ASSIGNMENT: Your answer must be an exact copy of the listing, with the images left out.

MATERIAL FOR THIS EXERCISE:
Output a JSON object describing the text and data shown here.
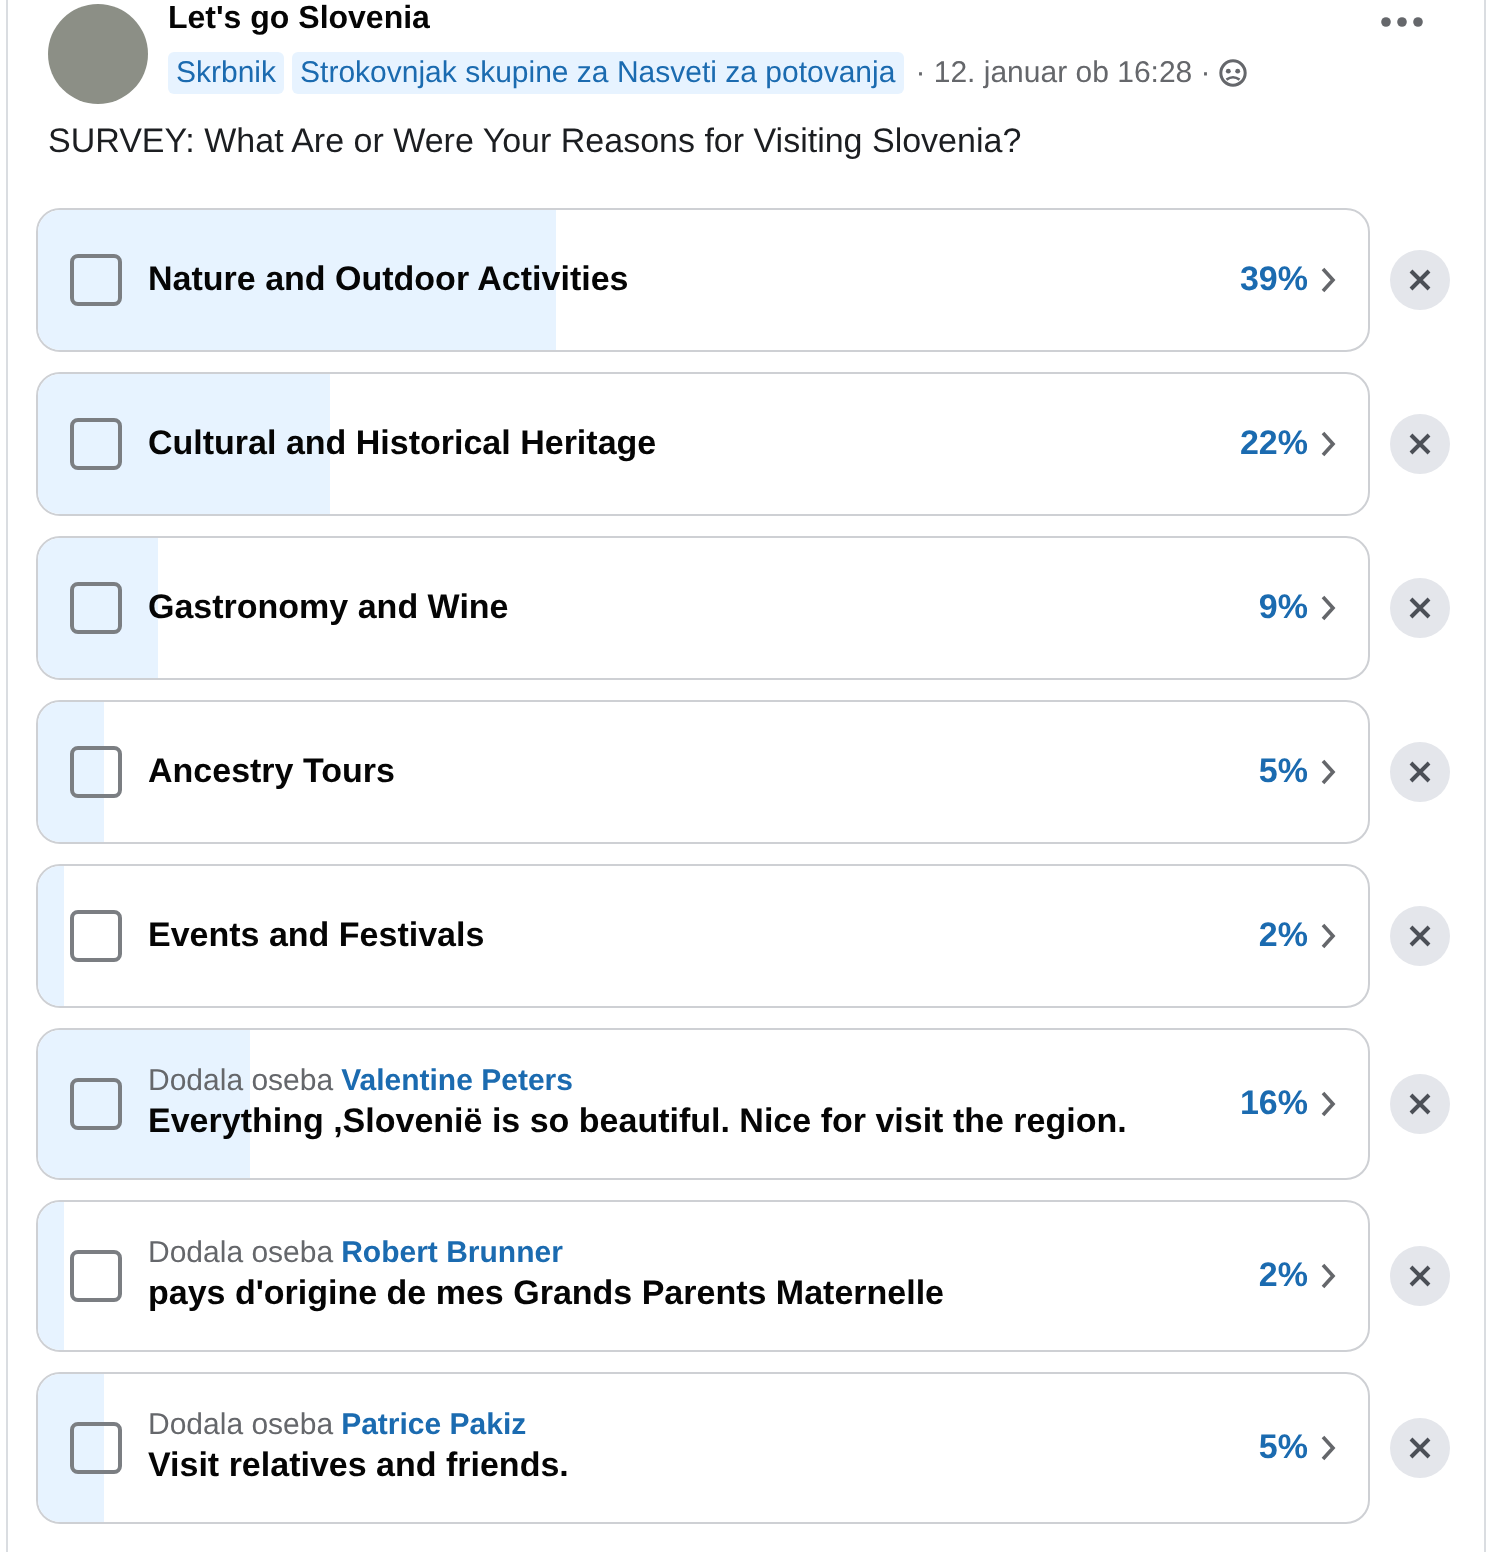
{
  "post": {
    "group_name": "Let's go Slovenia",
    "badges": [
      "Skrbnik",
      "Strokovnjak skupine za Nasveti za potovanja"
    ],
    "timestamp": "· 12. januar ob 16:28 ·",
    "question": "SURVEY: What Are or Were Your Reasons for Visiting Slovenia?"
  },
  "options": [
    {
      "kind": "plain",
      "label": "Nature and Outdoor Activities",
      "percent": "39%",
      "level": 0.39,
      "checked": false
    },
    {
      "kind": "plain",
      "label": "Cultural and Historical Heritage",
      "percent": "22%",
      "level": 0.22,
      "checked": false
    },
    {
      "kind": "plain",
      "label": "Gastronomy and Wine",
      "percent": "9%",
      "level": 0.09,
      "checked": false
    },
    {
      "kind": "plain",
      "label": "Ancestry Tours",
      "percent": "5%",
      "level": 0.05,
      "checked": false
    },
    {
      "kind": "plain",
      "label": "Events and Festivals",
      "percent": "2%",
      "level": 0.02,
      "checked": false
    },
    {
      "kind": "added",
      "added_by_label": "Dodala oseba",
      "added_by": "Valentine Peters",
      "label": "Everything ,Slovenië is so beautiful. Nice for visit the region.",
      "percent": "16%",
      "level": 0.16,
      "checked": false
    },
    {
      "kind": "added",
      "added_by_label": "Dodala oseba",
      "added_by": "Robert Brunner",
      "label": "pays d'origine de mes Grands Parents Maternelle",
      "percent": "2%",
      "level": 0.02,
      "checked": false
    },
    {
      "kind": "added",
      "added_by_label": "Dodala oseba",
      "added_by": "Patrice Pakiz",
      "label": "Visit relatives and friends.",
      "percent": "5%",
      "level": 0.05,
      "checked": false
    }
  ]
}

ANSWER BELOW:
Output a JSON object describing the text and data shown here.
{
  "post": {
    "group_name": "Let's go Slovenia",
    "badges": [
      "Skrbnik",
      "Strokovnjak skupine za Nasveti za potovanja"
    ],
    "timestamp": "· 12. januar ob 16:28 ·",
    "question": "SURVEY: What Are or Were Your Reasons for Visiting Slovenia?"
  },
  "options": [
    {
      "kind": "plain",
      "label": "Nature and Outdoor Activities",
      "percent": "39%",
      "level": 0.39,
      "checked": false
    },
    {
      "kind": "plain",
      "label": "Cultural and Historical Heritage",
      "percent": "22%",
      "level": 0.22,
      "checked": false
    },
    {
      "kind": "plain",
      "label": "Gastronomy and Wine",
      "percent": "9%",
      "level": 0.09,
      "checked": false
    },
    {
      "kind": "plain",
      "label": "Ancestry Tours",
      "percent": "5%",
      "level": 0.05,
      "checked": false
    },
    {
      "kind": "plain",
      "label": "Events and Festivals",
      "percent": "2%",
      "level": 0.02,
      "checked": false
    },
    {
      "kind": "added",
      "added_by_label": "Dodala oseba",
      "added_by": "Valentine Peters",
      "label": "Everything ,Slovenië is so beautiful. Nice for visit the region.",
      "percent": "16%",
      "level": 0.16,
      "checked": false
    },
    {
      "kind": "added",
      "added_by_label": "Dodala oseba",
      "added_by": "Robert Brunner",
      "label": "pays d'origine de mes Grands Parents Maternelle",
      "percent": "2%",
      "level": 0.02,
      "checked": false
    },
    {
      "kind": "added",
      "added_by_label": "Dodala oseba",
      "added_by": "Patrice Pakiz",
      "label": "Visit relatives and friends.",
      "percent": "5%",
      "level": 0.05,
      "checked": false
    }
  ]
}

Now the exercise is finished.